The decision, although announced internally at a company conference several weeks ago, has attracted criticism from customers and staff since it was first reported last week.
Marketing Week and the brand’s own Facebook page has been inundated with comments from consumers with some threatening to boycott stores. Some describe the move as “irrelevant” and others accuse the brand of “alienating” core customers and staff suggesting HMV could have unintentionally caused a detrimental effect on customer service.
HMV marketing and e-commerce director Mark Hodgkinson insists that it has not “banned” tattoos, but expects “extreme body art” to be covered up as part of an updated appearance policy designed to make the shopping experience “inclusive for everybody”. He did, however, concede that HMV has “not got is message out clearly enough”.
The shift is part of HMV’s ongoing efforts, he continues, to transform itself from a record shop to a broader entertainment brand. It now sells more technology devices than music and hopes to present an image more in line with this in its stores.
It is introducing a new uniform to replaces the black t-shirts work by staff with red t-shirts in a move designed to introduce a “clearer and brighter” brand identity.

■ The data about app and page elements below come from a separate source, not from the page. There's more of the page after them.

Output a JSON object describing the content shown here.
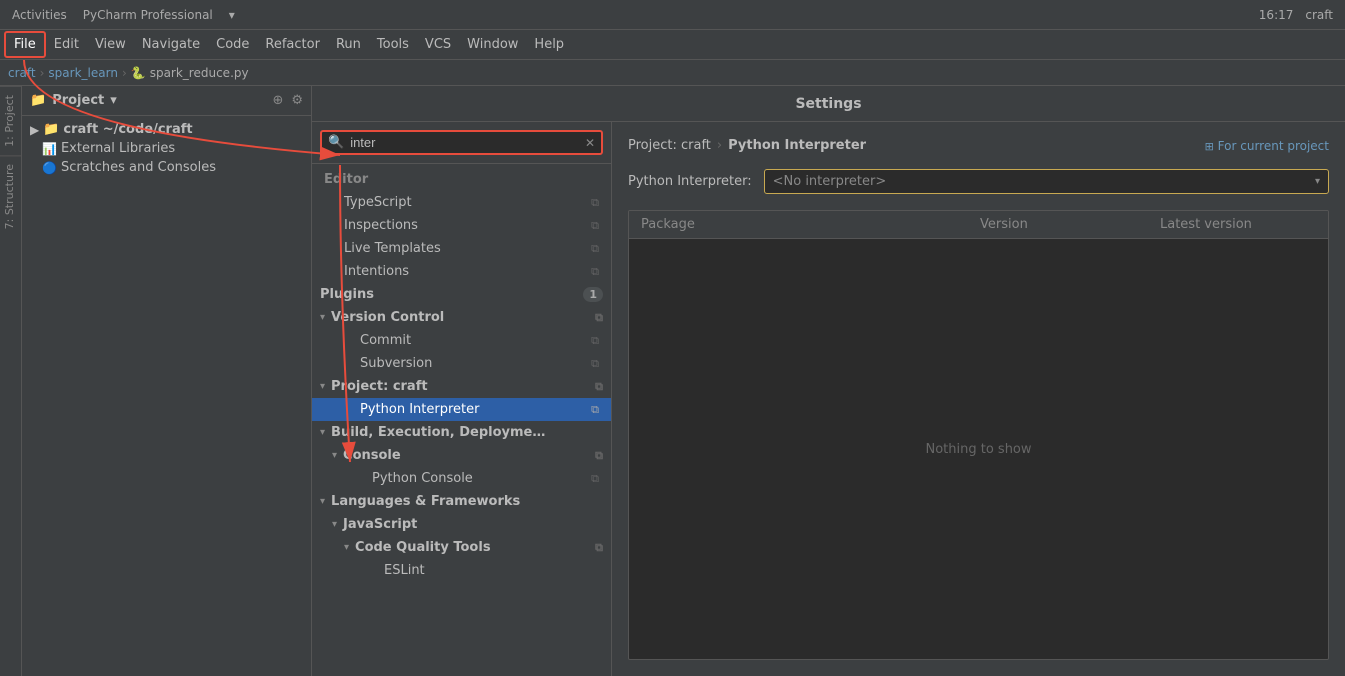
{
  "systemBar": {
    "leftItems": [
      "Activities",
      "PyCharm Professional",
      "▾"
    ],
    "time": "16:17",
    "projectName": "craft"
  },
  "menuBar": {
    "items": [
      "File",
      "Edit",
      "View",
      "Navigate",
      "Code",
      "Refactor",
      "Run",
      "Tools",
      "VCS",
      "Window",
      "Help"
    ],
    "activeItem": "File"
  },
  "breadcrumb": {
    "parts": [
      "craft",
      "spark_learn",
      "spark_reduce.py"
    ]
  },
  "projectPanel": {
    "title": "Project",
    "items": [
      {
        "label": "craft ~/code/craft",
        "indent": 1,
        "bold": true,
        "type": "folder"
      },
      {
        "label": "External Libraries",
        "indent": 2,
        "bold": false,
        "type": "library"
      },
      {
        "label": "Scratches and Consoles",
        "indent": 2,
        "bold": false,
        "type": "scratches"
      }
    ]
  },
  "settingsDialog": {
    "title": "Settings",
    "searchPlaceholder": "inter",
    "searchValue": "inter",
    "navItems": [
      {
        "type": "section",
        "label": "Editor"
      },
      {
        "type": "item",
        "label": "TypeScript",
        "indent": 2,
        "hasCopy": true
      },
      {
        "type": "item",
        "label": "Inspections",
        "indent": 2,
        "hasCopy": true
      },
      {
        "type": "item",
        "label": "Live Templates",
        "indent": 2,
        "hasCopy": true
      },
      {
        "type": "item",
        "label": "Intentions",
        "indent": 2,
        "hasCopy": true
      },
      {
        "type": "group",
        "label": "Plugins",
        "badge": "1",
        "hasCopy": false
      },
      {
        "type": "group",
        "label": "Version Control",
        "indent": 1,
        "chevron": "▾",
        "hasCopy": true
      },
      {
        "type": "item",
        "label": "Commit",
        "indent": 3,
        "hasCopy": true
      },
      {
        "type": "item",
        "label": "Subversion",
        "indent": 3,
        "hasCopy": true
      },
      {
        "type": "group",
        "label": "Project: craft",
        "indent": 1,
        "chevron": "▾",
        "hasCopy": true
      },
      {
        "type": "item",
        "label": "Python Interpreter",
        "indent": 3,
        "hasCopy": true,
        "selected": true
      },
      {
        "type": "group",
        "label": "Build, Execution, Deployme…",
        "indent": 1,
        "chevron": "▾",
        "hasCopy": false
      },
      {
        "type": "group",
        "label": "Console",
        "indent": 2,
        "chevron": "▾",
        "hasCopy": true
      },
      {
        "type": "item",
        "label": "Python Console",
        "indent": 4,
        "hasCopy": true
      },
      {
        "type": "group",
        "label": "Languages & Frameworks",
        "indent": 1,
        "chevron": "▾",
        "hasCopy": false
      },
      {
        "type": "group",
        "label": "JavaScript",
        "indent": 2,
        "chevron": "▾",
        "hasCopy": false
      },
      {
        "type": "group",
        "label": "Code Quality Tools",
        "indent": 3,
        "chevron": "▾",
        "hasCopy": true
      },
      {
        "type": "item",
        "label": "ESLint",
        "indent": 4,
        "hasCopy": false
      }
    ],
    "contentBreadcrumb": {
      "project": "Project: craft",
      "page": "Python Interpreter",
      "forCurrentProject": "For current project"
    },
    "interpreterLabel": "Python Interpreter:",
    "interpreterValue": "<No interpreter>",
    "tableHeaders": [
      "Package",
      "Version",
      "Latest version"
    ],
    "nothingToShow": "Nothing to show"
  }
}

Hodgkinson told Marketing Week: “It’s [the change in policy] been taken out of context and sensationalised and we’ve given a wrong impression of what we want to do. The [appearance policy] is part of something bigger within HMV about being really welcoming and inclusive to customers and encouraging more diversity of customers and making them feel comfortable, welcomed and embraced by our stores.
“We will continue to embrace diversity in our colleagues – we have one of the least stringent codes in retail and we’ll continue to. – we’re just saying where it is too extreme, bear in mind we’re trying to attract broader customers and it could be something that would deter some customers.”

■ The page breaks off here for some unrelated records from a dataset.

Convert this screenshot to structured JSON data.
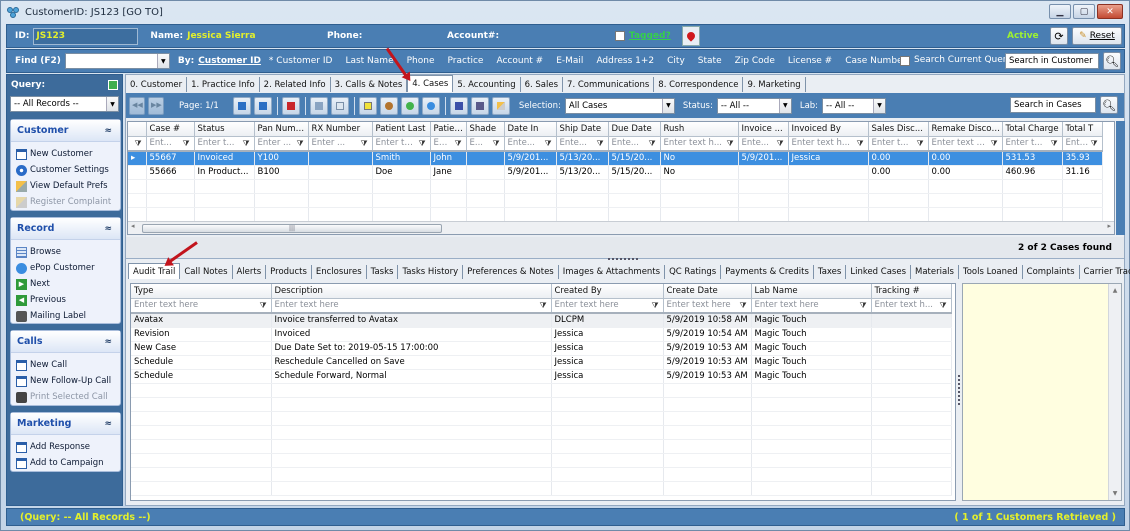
{
  "window": {
    "title": "CustomerID: JS123 [GO TO]",
    "controls": [
      "minimize",
      "maximize",
      "close"
    ]
  },
  "header": {
    "id_label": "ID:",
    "id_value": "JS123",
    "name_label": "Name:",
    "name_value": "Jessica Sierra",
    "phone_label": "Phone:",
    "phone_value": "",
    "account_label": "Account#:",
    "account_value": "",
    "tagged_label": "Tagged?",
    "tagged_checked": false,
    "status": "Active",
    "reset_label": "Reset"
  },
  "find": {
    "label": "Find (F2)",
    "value": "",
    "by_label": "By:",
    "by_selected": "Customer ID",
    "by_options": [
      "* Customer ID",
      "Last Name",
      "Phone",
      "Practice",
      "Account #",
      "E-Mail",
      "Address 1+2",
      "City",
      "State",
      "Zip Code",
      "License #",
      "Case Number"
    ],
    "search_current_query_label": "Search Current Query",
    "search_current_query_checked": false,
    "search_placeholder": "Search in Customer"
  },
  "sidebar": {
    "query_label": "Query:",
    "query_value": "-- All Records --",
    "panels": [
      {
        "title": "Customer",
        "items": [
          {
            "label": "New Customer",
            "icon": "new-doc-icon",
            "enabled": true
          },
          {
            "label": "Customer Settings",
            "icon": "settings-icon",
            "enabled": true
          },
          {
            "label": "View Default Prefs",
            "icon": "prefs-icon",
            "enabled": true
          },
          {
            "label": "Register Complaint",
            "icon": "complaint-icon",
            "enabled": false
          }
        ]
      },
      {
        "title": "Record",
        "items": [
          {
            "label": "Browse",
            "icon": "grid-icon",
            "enabled": true
          },
          {
            "label": "ePop Customer",
            "icon": "chat-icon",
            "enabled": true
          },
          {
            "label": "Next",
            "icon": "next-icon",
            "enabled": true
          },
          {
            "label": "Previous",
            "icon": "previous-icon",
            "enabled": true
          },
          {
            "label": "Mailing Label",
            "icon": "printer-icon",
            "enabled": true
          }
        ]
      },
      {
        "title": "Calls",
        "items": [
          {
            "label": "New Call",
            "icon": "new-doc-icon",
            "enabled": true
          },
          {
            "label": "New Follow-Up Call",
            "icon": "new-doc-icon",
            "enabled": true
          },
          {
            "label": "Print Selected Call",
            "icon": "printer-icon",
            "enabled": false
          }
        ]
      },
      {
        "title": "Marketing",
        "items": [
          {
            "label": "Add Response",
            "icon": "new-doc-icon",
            "enabled": true
          },
          {
            "label": "Add to Campaign",
            "icon": "new-doc-icon",
            "enabled": true
          }
        ]
      }
    ]
  },
  "main_tabs": [
    "0. Customer",
    "1. Practice Info",
    "2. Related Info",
    "3. Calls & Notes",
    "4. Cases",
    "5. Accounting",
    "6. Sales",
    "7. Communications",
    "8. Correspondence",
    "9. Marketing"
  ],
  "active_main_tab": "4. Cases",
  "cases_toolbar": {
    "page_label": "Page: 1/1",
    "selection_label": "Selection:",
    "selection_value": "All Cases",
    "status_label": "Status:",
    "status_value": "-- All --",
    "lab_label": "Lab:",
    "lab_value": "-- All --",
    "search_placeholder": "Search in Cases"
  },
  "cases_grid": {
    "columns": [
      "Case #",
      "Status",
      "Pan Number",
      "RX Number",
      "Patient Last",
      "Patient First",
      "Shade",
      "Date In",
      "Ship Date",
      "Due Date",
      "Rush",
      "Invoice ...",
      "Invoiced By",
      "Sales Disc...",
      "Remake Discount",
      "Total Charge",
      "Total T"
    ],
    "filters": [
      "Ent...",
      "Enter t...",
      "Enter ...",
      "Enter ...",
      "Enter te...",
      "Enter ...",
      "E...",
      "Ente...",
      "Ente...",
      "Ente...",
      "Enter text h...",
      "Ente...",
      "Enter text h...",
      "Enter t...",
      "Enter text h...",
      "Enter t...",
      "Enter t"
    ],
    "rows": [
      [
        "55667",
        "Invoiced",
        "Y100",
        "",
        "Smith",
        "John",
        "",
        "5/9/201...",
        "5/13/20...",
        "5/15/20...",
        "No",
        "5/9/201...",
        "Jessica",
        "0.00",
        "0.00",
        "531.53",
        "35.93"
      ],
      [
        "55666",
        "In Product...",
        "B100",
        "",
        "Doe",
        "Jane",
        "",
        "5/9/201...",
        "5/13/20...",
        "5/15/20...",
        "No",
        "",
        "",
        "0.00",
        "0.00",
        "460.96",
        "31.16"
      ]
    ],
    "selected_row": 0,
    "found_text": "2 of 2 Cases found"
  },
  "sub_tabs": [
    "Audit Trail",
    "Call Notes",
    "Alerts",
    "Products",
    "Enclosures",
    "Tasks",
    "Tasks History",
    "Preferences & Notes",
    "Images & Attachments",
    "QC Ratings",
    "Payments & Credits",
    "Taxes",
    "Linked Cases",
    "Materials",
    "Tools Loaned",
    "Complaints",
    "Carrier Tracking Info"
  ],
  "active_sub_tab": "Audit Trail",
  "audit_grid": {
    "columns": [
      "Type",
      "Description",
      "Created By",
      "Create Date",
      "Lab Name",
      "Tracking #"
    ],
    "filters": [
      "Enter text here",
      "Enter text here",
      "Enter text here",
      "Enter text here",
      "Enter text here",
      "Enter text h..."
    ],
    "rows": [
      [
        "Avatax",
        "Invoice transferred to Avatax",
        "DLCPM",
        "5/9/2019 10:58 AM",
        "Magic Touch",
        ""
      ],
      [
        "Revision",
        "Invoiced",
        "Jessica",
        "5/9/2019 10:54 AM",
        "Magic Touch",
        ""
      ],
      [
        "New Case",
        "Due Date Set to: 2019-05-15 17:00:00",
        "Jessica",
        "5/9/2019 10:53 AM",
        "Magic Touch",
        ""
      ],
      [
        "Schedule",
        "Reschedule Cancelled on Save",
        "Jessica",
        "5/9/2019 10:53 AM",
        "Magic Touch",
        ""
      ],
      [
        "Schedule",
        "Schedule  Forward, Normal",
        "Jessica",
        "5/9/2019 10:53 AM",
        "Magic Touch",
        ""
      ]
    ]
  },
  "status_bar": {
    "left": "(Query: -- All Records --)",
    "right": "( 1 of 1 Customers Retrieved )"
  },
  "colors": {
    "header_blue": "#4a7eb3",
    "highlight_yellow": "#e4f02b",
    "tagged_green": "#35d04a",
    "selection_blue": "#3d8fe0",
    "annotation_red": "#c2141c",
    "notes_bg": "#fffee0"
  }
}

Retail analyst Neil Saunders says the move risks HMV losing even its most loyal customers who engage with staff regularly and appreciate their individuality compared with online players such as Amazon.
He adds: “HMV is a brand where people don’t care much about appearance of staff. They’ve got to be careful not to end up creating something too sterile and taking away from the differentiation the brand has.
If you transplanted HMV staff to John Lewis perhaps it wouldn’t work, but the service is very good in HMV because its people are interested in what their doing and passionate about technology, film and music. [Tattoos are] almost expected in HMV and so people judge the service they get rather than what someone looks like.”
“Most people aren’t that judgmental and would prefer friendly knowledgeable service from someone with tattoos and long hair than a neatly presented person who is offhand. If you look at the Apple store, you wouldn’t say their staff are neat, they’re ‘hip and cool’ and as a tech brand that works quite well.”
VIEWPOINT: Rosie Baker
There is logic behind every consumer facing business wanting its staff to present the brand in the best way possible but this must be executed in a way that’s relevant to the brand. For HMV it has been a misguided effort that has met with a customer backlash that it can ill-afford.
A company’s staff and workforce are the living breathing epitome of the brand. They are the people on the frontline of a brand’s relationship with customers and also the backbone to making any to making any new initiatives a success.
Having a genuinely engaged workforce can be the difference between a business or marketing strategy being a success or failure and any business facing a challenging future needs its staff to be onside. If the board don’t understand what galvanises their workforce, trouble could follow.
HMV’s change on tattoo policy may be minor, but the biggest damage done is likely to be in its staff engagement. Its staff are good because they are passionate about music, film and technology. If a more mainstream appearance policy stifles that passion HMV looses some of its best brand advocates.
HMV is between a rock and a hard place. It wants to transform its business but is held back by perceptions of what its brand used to be. As a business, it cannot succeed under the old model, but as a brand its efforts to move away from its record shop roots jar with customers’ nostalgic perceptions of what it stands for.